The Black Corpus Neons endeavors to physicalize quotations obtained from the machine’s attempt to synthesize its “understandings” of texts by Black theorists into new creative language about Blackness. The works play on the popular genre of neon signs to elucidate the generative potential of collaborations between Black theorists, artists, and machine learning systems in theorizing Blackness. Utilizing the Generative Pre-trained Transformer 2 (GPT-2) algorithm, the works of Frantz Fanon, James Baldwin and Octavia Butler were collated as input training data to produce their respective language models. Once created, the models can be asked questions related to race, gender, and other pressing social issues, the output of which are produced as artworks. Fanon - Run #2 and Butler - Run #3, represent two such outputs that illuminate hidden SUBTEXT about Blackness within the works of these Black authors.
Butler - Run #3, 2022 - White Neon, ~42"x28"
Fanon - Run #2, 2022 - Green Neon, ~44"x36"
Butler - Run #3 - detail, 2022 - White Neon, ~42"x28"
Fanon - Run #2 - detail, 2022 - Green Neon, ~44"x36"
Epiphenomenon_01 takes Michelle Wright's notion of epiphenomenal time as a provocation to think of Black temporality and existence removed from the linear confines of the Atlantic Slave Trade. The piece attempts to distort prosaic representations of time-space, warping them, to argue that the time-space of Blackness is not static nor linear but instead a discursive, ever shifting ecosystem that is informed by and subsequently molds notions of race, politics, and memory.
The Epiphenomenon_01 prismatic cube exists as an artifact of epiphenomenal time-space. It invites participants to reconfigured engraved acrylic sheets into a myriad of patterns that never resolve into any particular objective perspective. Furthermore, using Wright's Physics of Blackness (2015) as a source, machine learning generated text engraving punctuates the etched acrylic sheet to suggest discursive reading of the text, too, speaks to the intractability of Black existence in time-space.
Epiphenomenon_01, created by the Black Corpus collective, can be viewed from all angles.

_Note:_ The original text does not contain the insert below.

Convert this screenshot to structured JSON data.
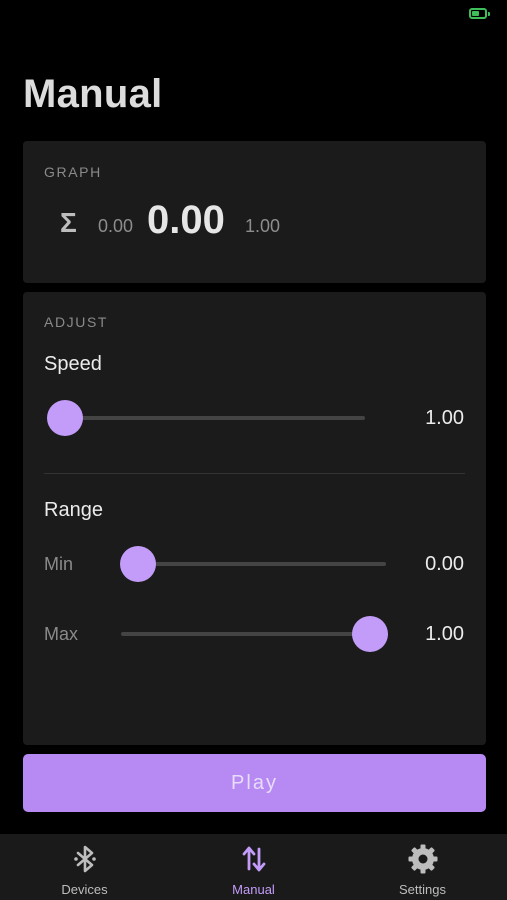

Allowing rays of light to penetrate the artifact projects and reflects trace patterns of visual information that casts positive and negative shadows, further elucidating the significant yet elusory nature of the work's concept.

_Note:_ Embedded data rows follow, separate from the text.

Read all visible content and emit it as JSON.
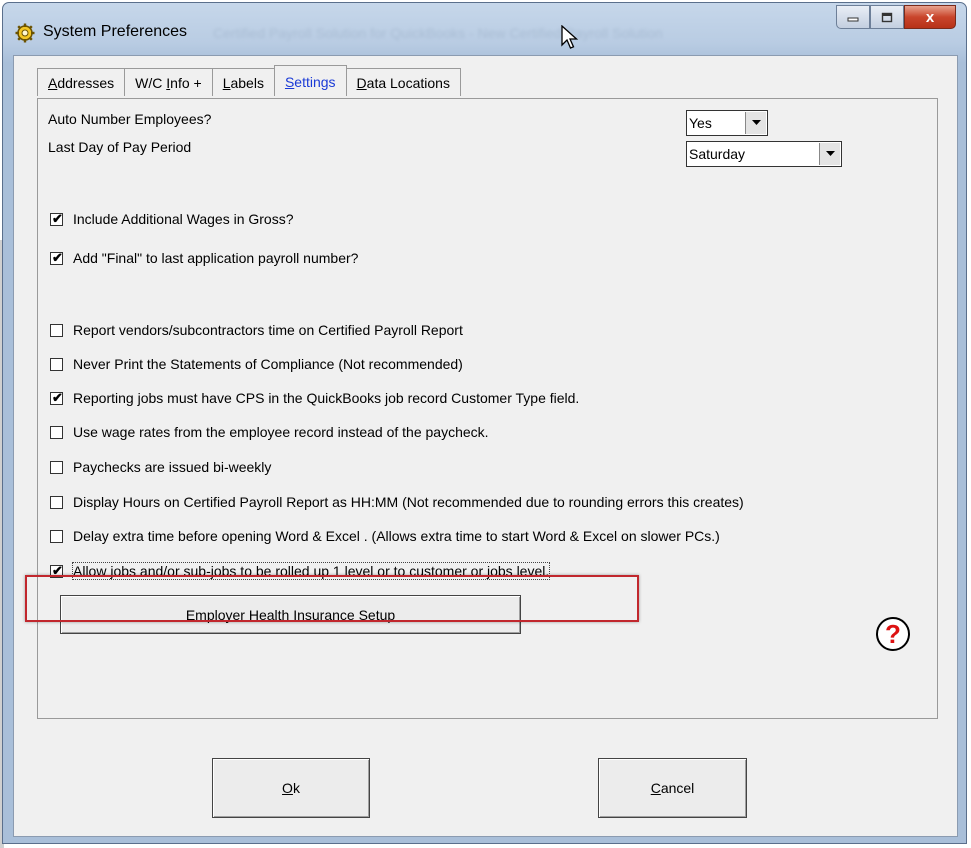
{
  "window": {
    "title": "System Preferences",
    "background_title": "Certified Payroll Solution for QuickBooks - New Certified Payroll Solution",
    "close_symbol": "x"
  },
  "tabs": [
    {
      "label": "Addresses",
      "accel": "A",
      "rest": "ddresses"
    },
    {
      "label": "W/C Info +",
      "pre": "W/C ",
      "accel": "I",
      "rest": "nfo +"
    },
    {
      "label": "Labels",
      "accel": "L",
      "rest": "abels"
    },
    {
      "label": "Settings",
      "accel": "S",
      "rest": "ettings"
    },
    {
      "label": "Data Locations",
      "accel": "D",
      "rest": "ata Locations"
    }
  ],
  "active_tab": "Settings",
  "settings": {
    "auto_number_label": "Auto Number Employees?",
    "auto_number_value": "Yes",
    "last_day_label": "Last Day of Pay Period",
    "last_day_value": "Saturday"
  },
  "checkboxes": [
    {
      "label": "Include Additional Wages in Gross?",
      "checked": true
    },
    {
      "label": "Add \"Final\" to last application payroll number?",
      "checked": true
    },
    {
      "label": "Report vendors/subcontractors time on Certified Payroll Report",
      "checked": false
    },
    {
      "label": "Never Print the Statements of Compliance (Not recommended)",
      "checked": false
    },
    {
      "label": "Reporting jobs must have CPS in the QuickBooks job record Customer Type field.",
      "checked": true
    },
    {
      "label": "Use wage rates from the employee record instead of the paycheck.",
      "checked": false
    },
    {
      "label": "Paychecks are issued bi-weekly",
      "checked": false
    },
    {
      "label": "Display Hours on Certified Payroll Report as HH:MM (Not recommended due to rounding errors  this creates)",
      "checked": false
    },
    {
      "label": "Delay extra time before opening Word & Excel . (Allows extra time to start Word  & Excel on slower PCs.)",
      "checked": false
    },
    {
      "label": "Allow jobs and/or sub-jobs to be rolled up 1 level or to customer or jobs level.",
      "checked": true
    }
  ],
  "buttons": {
    "health_insurance": "Employer Health Insurance Setup",
    "ok_accel": "O",
    "ok_rest": "k",
    "cancel_accel": "C",
    "cancel_rest": "ancel",
    "help_symbol": "?"
  },
  "colors": {
    "active_tab_text": "#1a3ad6",
    "highlight_box": "#c1272d",
    "help_icon": "#d11111"
  }
}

Unbroken Meaning is a Black Corpus project that investigates the ability of current speech-to-text algorithms to understand African Diaspora-derived Creole, Pidgin, and Broken English. It seeks to demonstrate the bias of these algorithms while developing new algorithms that are better suited to recognize phrases and languages of these communities. Additionally, it seeks to create suitable text-to-speech methods for proper computer pronunciation of these languages. Finally, Unbroken Meaning collects audio samples of phrases and speech patterns to serve as a method of archiving the vocabulary and grammar of selected communities. We were invited by the Library of Congress to showcase Unbroken Meaning at the Playtest conference. Playtest brought together a diverse group of thought leaders and creative technologists working at the intersection of virtual reality, emerging media, and humanities research.
Unbroken Meaning, 2018 - Mac Mini, Computer Monitors
Unbroken Meaning, 2018 - Mac Mini, Computer Monitors
Unbroken Meaning @ playtest - The Library of Congress, 2018
Corpora is the collection of datasets and algorithmic models developed by Black Corpus. The collection is available for use by artists, educators, and researchers of all kinds interested in promoting the Black Corpus agenda. Included in Corpora are ML language models generated from the individual and collective works of authors such as W.E.B. Du Bois, Octavia Butler, James Baldwin, and more.
Corpora, 2022 - GPT-2, Raspberry Pi, Raspberry Pi Monitor